McClain, a 23-year-old massage therapist and violinist, died in August after police in Aurora, Colo., restrained him with a chokehold and paramedics injected him with the sedative ketamine. His death is one of many that have received renewed attention amid the movement against police violence on Black people.
The musicians gathered with more than 200 Jamaica Plain residents and visitors on the lawn of First Baptist Church for the neighborhood’s monthly Black Lives Matter rally, amid signs with messages such as “Confront white supremacy” and “No justice, no peace.”
The musicians played the joyous “Lift Every Voice and Sing,” a song often called the Black National Anthem, as lanterns strung between two trees gently swayed, each decorated with letter spelling out “Black Lives Matter.”
As the music played softly , the crowd stood in silent appreciation.
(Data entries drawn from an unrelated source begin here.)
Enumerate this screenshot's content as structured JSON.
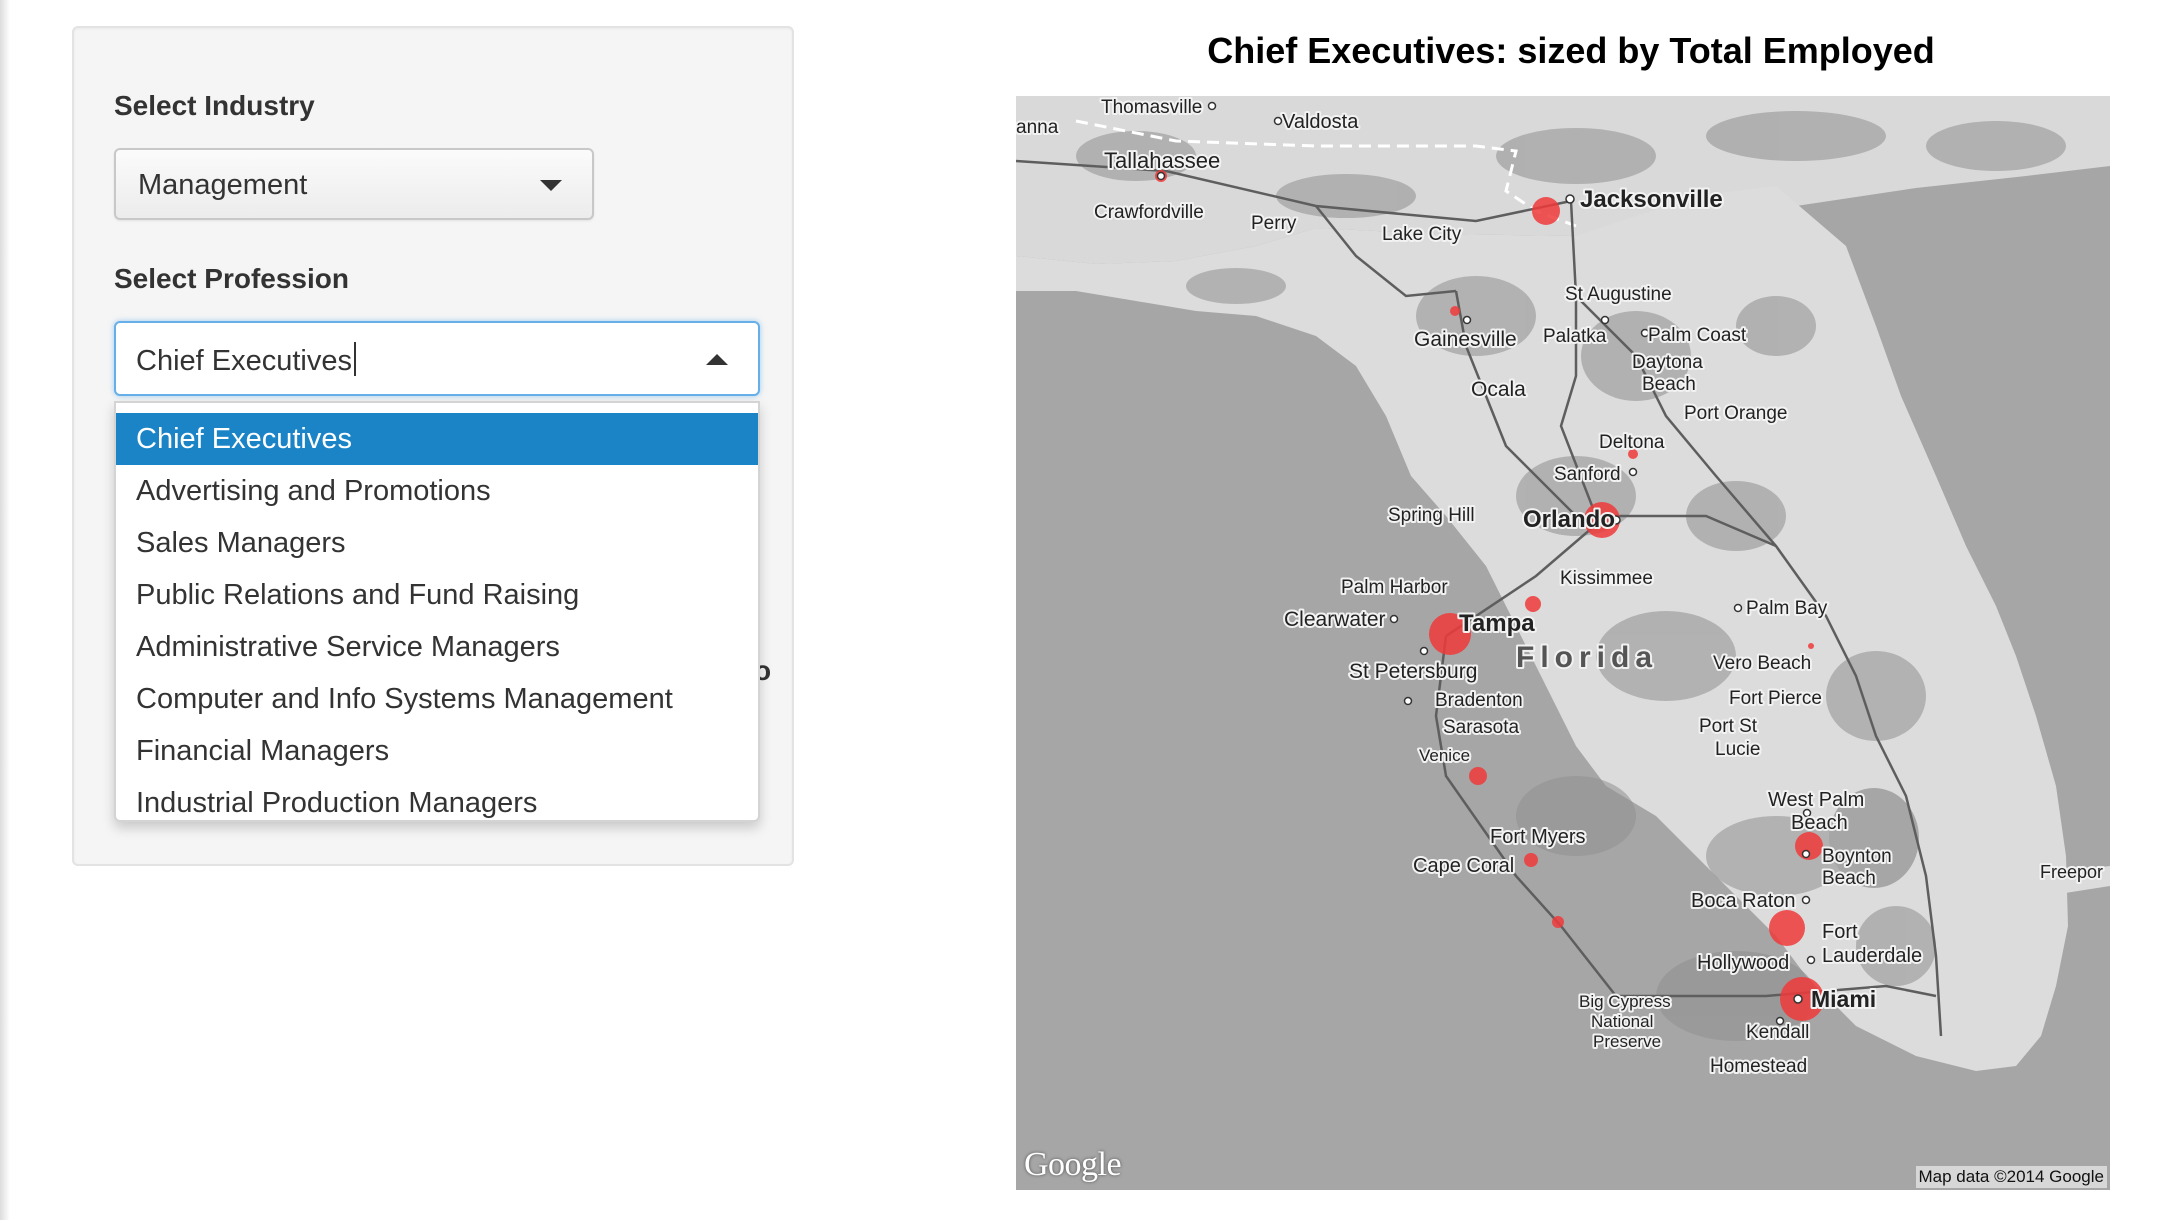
{
  "sidebar": {
    "industry_label": "Select Industry",
    "industry_value": "Management",
    "profession_label": "Select Profession",
    "profession_value": "Chief Executives",
    "hidden_fragment": "o",
    "profession_options": [
      "Chief Executives",
      "Advertising and Promotions",
      "Sales Managers",
      "Public Relations and Fund Raising",
      "Administrative Service Managers",
      "Computer and Info Systems Management",
      "Financial Managers",
      "Industrial Production Managers"
    ],
    "active_option_index": 0
  },
  "map": {
    "title": "Chief Executives: sized by Total Employed",
    "logo": "Google",
    "attribution": "Map data ©2014 Google",
    "marker_color": "#f03a3a",
    "place_labels": {
      "thomasville": "Thomasville",
      "anna": "anna",
      "valdosta": "Valdosta",
      "tallahassee": "Tallahassee",
      "crawfordville": "Crawfordville",
      "perry": "Perry",
      "lake_city": "Lake City",
      "jacksonville": "Jacksonville",
      "st_augustine": "St Augustine",
      "gainesville": "Gainesville",
      "palatka": "Palatka",
      "palm_coast": "Palm Coast",
      "daytona_1": "Daytona",
      "daytona_2": "Beach",
      "ocala": "Ocala",
      "port_orange": "Port Orange",
      "deltona": "Deltona",
      "sanford": "Sanford",
      "spring_hill": "Spring Hill",
      "orlando": "Orlando",
      "kissimmee": "Kissimmee",
      "palm_harbor": "Palm Harbor",
      "clearwater": "Clearwater",
      "tampa": "Tampa",
      "palm_bay": "Palm Bay",
      "florida": "Florida",
      "vero_beach": "Vero Beach",
      "st_petersburg": "St Petersburg",
      "bradenton": "Bradenton",
      "fort_pierce": "Fort Pierce",
      "sarasota": "Sarasota",
      "port_st_lucie_1": "Port St",
      "port_st_lucie_2": "Lucie",
      "venice": "Venice",
      "west_palm_1": "West Palm",
      "west_palm_2": "Beach",
      "fort_myers": "Fort Myers",
      "boynton_1": "Boynton",
      "boynton_2": "Beach",
      "freeport": "Freepor",
      "cape_coral": "Cape Coral",
      "boca_raton": "Boca Raton",
      "fort_lauderdale_1": "Fort",
      "fort_lauderdale_2": "Lauderdale",
      "hollywood": "Hollywood",
      "miami": "Miami",
      "big_cypress_1": "Big Cypress",
      "big_cypress_2": "National",
      "big_cypress_3": "Preserve",
      "kendall": "Kendall",
      "homestead": "Homestead"
    }
  }
}
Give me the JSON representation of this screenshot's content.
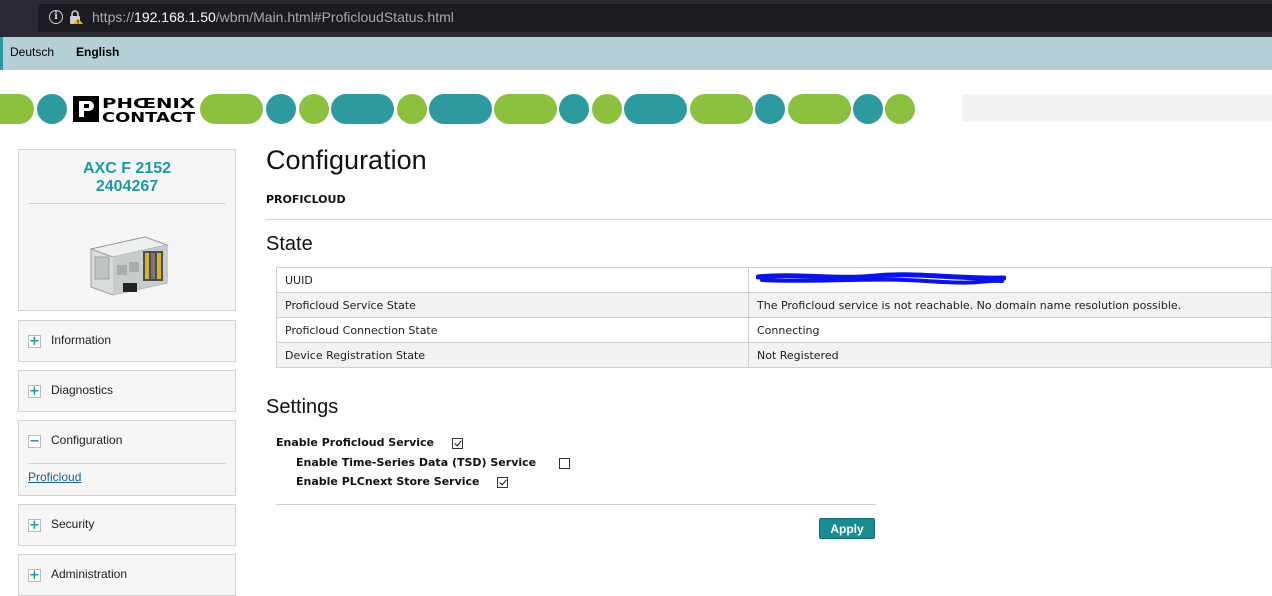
{
  "browser": {
    "url_prefix": "https://",
    "url_host": "192.168.1.50",
    "url_path": "/wbm/Main.html#ProficloudStatus.html"
  },
  "languages": {
    "deutsch": "Deutsch",
    "english": "English"
  },
  "brand": {
    "logo_line1": "PHŒNIX",
    "logo_line2": "CONTACT"
  },
  "device": {
    "model": "AXC F 2152",
    "article": "2404267"
  },
  "nav": {
    "information": "Information",
    "diagnostics": "Diagnostics",
    "configuration": "Configuration",
    "configuration_sub": "Proficloud",
    "security": "Security",
    "administration": "Administration"
  },
  "main": {
    "title": "Configuration",
    "section": "PROFICLOUD",
    "state_heading": "State",
    "state_rows": [
      {
        "key": "UUID",
        "value": ""
      },
      {
        "key": "Proficloud Service State",
        "value": "The Proficloud service is not reachable. No domain name resolution possible."
      },
      {
        "key": "Proficloud Connection State",
        "value": "Connecting"
      },
      {
        "key": "Device Registration State",
        "value": "Not Registered"
      }
    ],
    "settings_heading": "Settings",
    "settings": [
      {
        "label": "Enable Proficloud Service",
        "checked": true
      },
      {
        "label": "Enable Time-Series Data (TSD) Service",
        "checked": false
      },
      {
        "label": "Enable PLCnext Store Service",
        "checked": true
      }
    ],
    "apply_label": "Apply"
  },
  "colors": {
    "accent_teal": "#2c9a9f",
    "accent_green": "#8cc140",
    "button": "#1a8a93"
  }
}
Many lined Centre Street holding protest signs for passing drivers to see, and for a few moments the supportive honking of horns drowned out the gentle sound of strings.
The Rev. Darrell R. Hamilton II, First Baptist’s pastor for formation and outreach, told the group that coming together and building community through sharing meals and talking about experiences is “how we move our world forward.”
“To become one with Black bodies, to become one with the oppressed, you also have to be willing to possibly share in some suffering with the oppressed,” Hamilton told the predominantly white crowd. “You are going to have to be willing to risk something.”
The fight against Black oppression isn’t only about rallies in the streets, Hamilton said, but also conversations in workplaces and neighborhoods, and corporate decisions made in boardrooms and hiring meetings.
“It’s not enough that we continue to walk around and hold signs of, ‘Black Lives Matter,’ and put signs of ‘Black Lives Matter,’ on our buildings, and on our windows, and outside of our houses — without at the same time recognizing in many ways we are responsible for the very gentrification of Black and brown neighborhoods for which we are hanging these signs,” he said.
Hamilton called on allies of the Black community “to not simply just be allies, but accomplices, to be one with, to get to know, in order that we might finally overcome this scourge of racism.”
Later the crowd solemnly recited the names of Black men and children killed by police and vigilantes.
“Trayvon Martin. Oscar Grant. Jordan Davis. Kendrec McDade. Cedrick Chatman,” they said, going on to list dozens of names, both those whose deaths sparked public outcries and those whose brief lives garnered limited attention.
Chiuba E. Obele, 29, of Brookline, said that as the crowd recited the list, he thought to himself, “It could have been me.”
“A lot of these people were shot unarmed and didn’t pose a threat. They were killed for just being Black,” said Obele, who last month filed a federal civil rights lawsuit against the Town of Brookline and its police department, alleging that officers racially profiled him.
Claudia Tavares, 36, came from her home in Brockton for the vigil, outraged over the deaths of Black Americans who had committed no crimes and by those who lost their lives over petty offenses.
“If they had done something, I don’t know why they couldn’t just get arrested and be in prison as we speak,” she said. “They didn’t deserve to die.”
She pointed to criminal cases in which violent white offenders were arrested unharmed and received gentle treatment, including an arrest she’d watched on video in which officers offered a white suspect something to drink after taking him into custody.
“I was like, ‘Wow, if that was a Black person, it would have never been like that,’ " Tavares said.
Zoë Madonna of the Globe staff contributed to this report.